PROBLEM STATEMENT >> Take the listing below and output it exactly, with no images.

━━━━━━━━━━

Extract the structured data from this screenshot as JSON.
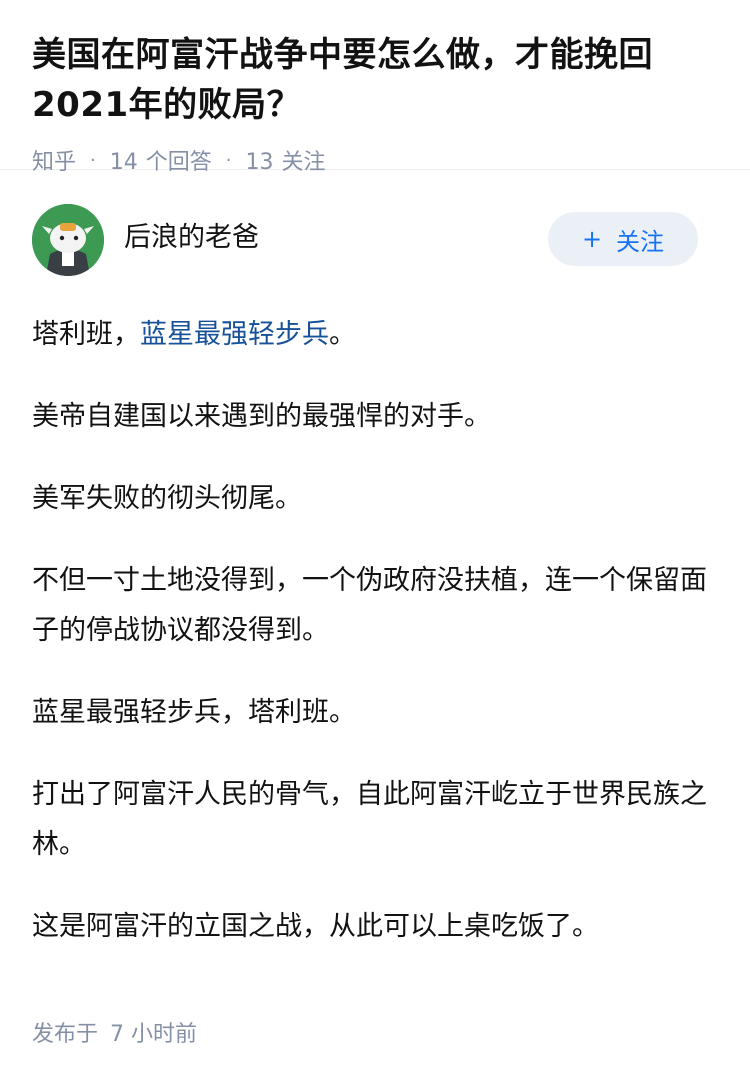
{
  "question": {
    "title": "美国在阿富汗战争中要怎么做，才能挽回2021年的败局？",
    "source": "知乎",
    "answers_count": "14",
    "answers_label": "个回答",
    "followers_count": "13",
    "followers_label": "关注"
  },
  "author": {
    "name": "后浪的老爸",
    "avatar_icon": "cartoon-avatar-icon",
    "follow_label": "关注",
    "follow_icon": "plus-icon"
  },
  "answer": {
    "p1_text": "塔利班，",
    "p1_link": "蓝星最强轻步兵",
    "p1_end": "。",
    "p2": "美帝自建国以来遇到的最强悍的对手。",
    "p3": "美军失败的彻头彻尾。",
    "p4": "不但一寸土地没得到，一个伪政府没扶植，连一个保留面子的停战协议都没得到。",
    "p5": "蓝星最强轻步兵，塔利班。",
    "p6": "打出了阿富汗人民的骨气，自此阿富汗屹立于世界民族之林。",
    "p7": "这是阿富汗的立国之战，从此可以上桌吃饭了。"
  },
  "footer": {
    "published_label": "发布于",
    "published_time": "7 小时前"
  },
  "colors": {
    "link": "#175199",
    "meta": "#8590a6",
    "follow_bg": "#ebf0f7",
    "follow_text": "#1772f6",
    "avatar_bg": "#3d9a52"
  }
}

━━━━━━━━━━

REPLY >>
Extract the structured data from this screenshot as JSON.
{
  "question": {
    "title": "美国在阿富汗战争中要怎么做，才能挽回2021年的败局？",
    "source": "知乎",
    "answers_count": "14",
    "answers_label": "个回答",
    "followers_count": "13",
    "followers_label": "关注"
  },
  "author": {
    "name": "后浪的老爸",
    "avatar_icon": "cartoon-avatar-icon",
    "follow_label": "关注",
    "follow_icon": "plus-icon"
  },
  "answer": {
    "p1_text": "塔利班，",
    "p1_link": "蓝星最强轻步兵",
    "p1_end": "。",
    "p2": "美帝自建国以来遇到的最强悍的对手。",
    "p3": "美军失败的彻头彻尾。",
    "p4": "不但一寸土地没得到，一个伪政府没扶植，连一个保留面子的停战协议都没得到。",
    "p5": "蓝星最强轻步兵，塔利班。",
    "p6": "打出了阿富汗人民的骨气，自此阿富汗屹立于世界民族之林。",
    "p7": "这是阿富汗的立国之战，从此可以上桌吃饭了。"
  },
  "footer": {
    "published_label": "发布于",
    "published_time": "7 小时前"
  },
  "colors": {
    "link": "#175199",
    "meta": "#8590a6",
    "follow_bg": "#ebf0f7",
    "follow_text": "#1772f6",
    "avatar_bg": "#3d9a52"
  }
}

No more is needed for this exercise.